Oh yeah, definitely man. There was so much negativity around the course at first, with all the media blowing it up. It really wasn't that bad. The course was good. It needed a couple minor changes at first. And I promised myself when I got to Sochi, I was just going to soak up the whole Olympic vibe and really just have fun with it because that's when I do the best snowboarding, when I'm not getting in a negative mindset. I'm just snowboarding. And at the end of the day, that's what we're doing. We're just shredding. I'm there with our friends, so I just took that mindset into the whole entire Olympics. And it definitely ended up benefiting me.

What was Sochi like, I guess, when you get there and then what's it like for you after you win a gold medal?

It changes a lot, for sure. I was on the plane with a bunch of the mogul skiers and the bobsled guys and the slopestyle ski guys. So we all came in together, and we were just tripping out on seeing the mountains. The mountains are like Alaska-type mountains there, it's insane. So, when we saw that stuff, we were just freaking out and we just went and enjoyed it all. We rode powder the first two days we were there, and just rode around the mountain a ton. And then, yeah, the whole gold medal stuff happened and it really just changed from going from, you know, riding the mountain, cruising, and having a bunch of fun just hanging out to just media craziness. I left three days after I competed. I'm in New York now. I'm in a skyscraper, just hanging out. It's so weird, man! It's definitely so unreal.

You were the first US athlete to win a gold medal in this Olympics, but I read that you're the first US athlete to win a gold medal in Russia, period. That's a huge deal.

Yeah, that's the one that hasn't really hit me yet. That's just something for the record books. It's something that I respect so much right now. It's just so crazy to think about. I think, I mean, in 20 years it'll still be the same. No one can really take that away. But it's so crazy to think about it, you know, the first American to win a gold on Russian soil in Winter Olympics history. I can't even fathom that, really.

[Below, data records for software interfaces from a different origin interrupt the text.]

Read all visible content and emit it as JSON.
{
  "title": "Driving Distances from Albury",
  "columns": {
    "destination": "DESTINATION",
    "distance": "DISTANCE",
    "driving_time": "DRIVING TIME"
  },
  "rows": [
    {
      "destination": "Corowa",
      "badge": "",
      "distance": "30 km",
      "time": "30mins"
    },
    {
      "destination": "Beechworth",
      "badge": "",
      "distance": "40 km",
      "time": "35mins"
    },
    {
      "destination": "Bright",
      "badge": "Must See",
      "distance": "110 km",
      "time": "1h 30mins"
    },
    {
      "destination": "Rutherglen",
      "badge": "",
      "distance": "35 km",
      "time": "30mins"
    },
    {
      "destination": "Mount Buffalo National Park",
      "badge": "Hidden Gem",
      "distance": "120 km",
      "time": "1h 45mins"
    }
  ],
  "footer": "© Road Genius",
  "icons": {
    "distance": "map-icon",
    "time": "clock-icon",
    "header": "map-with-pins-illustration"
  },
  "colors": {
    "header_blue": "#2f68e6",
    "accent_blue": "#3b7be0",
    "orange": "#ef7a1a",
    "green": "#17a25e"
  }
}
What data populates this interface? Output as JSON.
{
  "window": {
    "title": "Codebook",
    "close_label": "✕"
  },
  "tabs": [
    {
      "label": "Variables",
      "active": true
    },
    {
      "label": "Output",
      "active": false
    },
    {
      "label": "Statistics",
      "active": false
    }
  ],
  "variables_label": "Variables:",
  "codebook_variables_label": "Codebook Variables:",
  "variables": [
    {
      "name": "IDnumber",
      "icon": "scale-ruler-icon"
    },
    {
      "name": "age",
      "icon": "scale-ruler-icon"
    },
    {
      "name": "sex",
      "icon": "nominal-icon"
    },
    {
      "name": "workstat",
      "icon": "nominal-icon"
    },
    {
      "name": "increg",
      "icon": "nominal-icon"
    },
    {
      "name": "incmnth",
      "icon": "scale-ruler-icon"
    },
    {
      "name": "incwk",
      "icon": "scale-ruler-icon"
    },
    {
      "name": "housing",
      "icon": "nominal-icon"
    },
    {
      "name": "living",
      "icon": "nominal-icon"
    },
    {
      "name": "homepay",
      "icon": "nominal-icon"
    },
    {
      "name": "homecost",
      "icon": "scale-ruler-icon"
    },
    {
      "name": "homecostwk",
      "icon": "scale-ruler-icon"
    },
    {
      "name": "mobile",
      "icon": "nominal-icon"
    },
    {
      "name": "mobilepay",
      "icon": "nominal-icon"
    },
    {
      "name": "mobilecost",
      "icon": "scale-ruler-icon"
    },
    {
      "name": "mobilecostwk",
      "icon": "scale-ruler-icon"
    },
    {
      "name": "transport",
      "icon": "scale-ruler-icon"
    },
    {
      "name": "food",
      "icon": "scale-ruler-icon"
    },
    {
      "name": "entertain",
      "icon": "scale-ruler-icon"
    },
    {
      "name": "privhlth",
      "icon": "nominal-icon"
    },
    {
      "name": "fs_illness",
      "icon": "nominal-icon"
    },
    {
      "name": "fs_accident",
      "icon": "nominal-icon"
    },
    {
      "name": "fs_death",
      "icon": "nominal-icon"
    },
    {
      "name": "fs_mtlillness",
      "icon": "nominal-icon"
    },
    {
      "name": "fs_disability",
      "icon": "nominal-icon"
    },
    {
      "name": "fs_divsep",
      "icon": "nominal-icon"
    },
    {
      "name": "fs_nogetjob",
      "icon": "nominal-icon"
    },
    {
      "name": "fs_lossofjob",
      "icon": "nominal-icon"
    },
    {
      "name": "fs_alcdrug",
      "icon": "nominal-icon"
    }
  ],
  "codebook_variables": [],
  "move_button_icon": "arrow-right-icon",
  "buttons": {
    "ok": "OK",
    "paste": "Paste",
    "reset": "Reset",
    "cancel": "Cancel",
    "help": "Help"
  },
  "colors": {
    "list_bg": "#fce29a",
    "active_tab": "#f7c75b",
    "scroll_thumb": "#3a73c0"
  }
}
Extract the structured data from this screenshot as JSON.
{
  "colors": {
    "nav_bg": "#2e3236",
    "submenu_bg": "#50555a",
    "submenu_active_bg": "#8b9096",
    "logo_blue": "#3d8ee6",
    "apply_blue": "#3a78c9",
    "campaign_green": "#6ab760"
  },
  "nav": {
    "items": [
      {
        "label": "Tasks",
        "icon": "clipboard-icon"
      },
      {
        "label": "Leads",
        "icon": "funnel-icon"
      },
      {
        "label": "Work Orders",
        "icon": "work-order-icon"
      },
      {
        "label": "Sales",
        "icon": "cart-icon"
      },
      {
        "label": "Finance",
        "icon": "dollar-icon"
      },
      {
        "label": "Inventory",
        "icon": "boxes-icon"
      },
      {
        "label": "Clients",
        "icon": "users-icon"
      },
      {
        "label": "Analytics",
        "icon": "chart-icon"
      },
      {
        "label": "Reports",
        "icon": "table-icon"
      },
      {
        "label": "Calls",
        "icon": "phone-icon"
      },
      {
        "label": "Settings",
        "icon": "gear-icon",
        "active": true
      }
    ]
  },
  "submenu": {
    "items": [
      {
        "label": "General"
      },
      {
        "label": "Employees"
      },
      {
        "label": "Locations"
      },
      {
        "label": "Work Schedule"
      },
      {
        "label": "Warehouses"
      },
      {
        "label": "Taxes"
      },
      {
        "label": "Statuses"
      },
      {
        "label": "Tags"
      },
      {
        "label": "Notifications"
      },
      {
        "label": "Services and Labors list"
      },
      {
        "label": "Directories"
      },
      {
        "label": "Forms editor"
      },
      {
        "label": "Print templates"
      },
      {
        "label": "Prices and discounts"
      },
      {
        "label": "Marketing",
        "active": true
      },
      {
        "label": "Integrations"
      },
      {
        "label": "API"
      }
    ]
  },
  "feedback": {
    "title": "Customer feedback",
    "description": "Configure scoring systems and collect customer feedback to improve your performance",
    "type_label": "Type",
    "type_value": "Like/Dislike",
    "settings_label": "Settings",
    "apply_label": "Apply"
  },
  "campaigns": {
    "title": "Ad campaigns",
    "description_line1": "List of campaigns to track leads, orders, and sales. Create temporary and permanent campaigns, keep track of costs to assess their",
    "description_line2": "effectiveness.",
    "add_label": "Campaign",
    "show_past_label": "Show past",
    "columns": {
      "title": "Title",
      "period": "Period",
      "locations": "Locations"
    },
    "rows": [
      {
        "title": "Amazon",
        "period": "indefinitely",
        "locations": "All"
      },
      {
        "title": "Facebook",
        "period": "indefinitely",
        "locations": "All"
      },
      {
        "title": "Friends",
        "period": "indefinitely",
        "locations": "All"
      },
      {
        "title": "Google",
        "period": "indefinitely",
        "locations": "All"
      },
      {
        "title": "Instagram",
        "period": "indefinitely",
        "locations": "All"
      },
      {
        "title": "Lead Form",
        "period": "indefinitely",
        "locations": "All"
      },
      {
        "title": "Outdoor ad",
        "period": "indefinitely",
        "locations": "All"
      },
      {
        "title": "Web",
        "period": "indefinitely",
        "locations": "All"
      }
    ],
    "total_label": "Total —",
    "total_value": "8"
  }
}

When you put that in the same sentence, it just doesn't seem right.

Do you have an idea of what you're going to do with your gold medal? Like a place you're going to keep it or are you going to wear it to bed for the next year?

(laughs) Definitely not going to wear it to bed. I'm just going to keep it at my mom and dad's house 'cause I have all my other trophies and medals there, and without them I wouldn't even be snowboarding. They gave me so much support, so I think they enjoy looking at the medals more than I do. So I'm just going to give it to them and give them the bib. I brought a ticket home, too, someone gave me a slopestyle ticket, so I'm just going to let them hang all those up and enjoy it.

Before the Olympics, you were a pretty low-key kind of guy. Now that you've won a gold medal I'm sure that's going to change. But do you think you can go back to a sort of pre-gold medal life once the Olympics are all over? Or are you going to be, like, the new Shaun White?

(laughs) I'd rather not be the new Shaun White, that's for sure. I just want to go back to snowboarding. I love all this crazy media stuff, it's fun, but I belong on a snowboard. That's just where I feel at home. So I can't wait to go home and see all my friends and family and go take laps with them and ride some powder and just get back to Sage, you know?

Photos: REUTERS/Mike Blake, Robert Beck/Sports Illustrated

sage kotsenburg snowboard sochi winter olympics
sage kotsenburg snowboard sochi winter olympics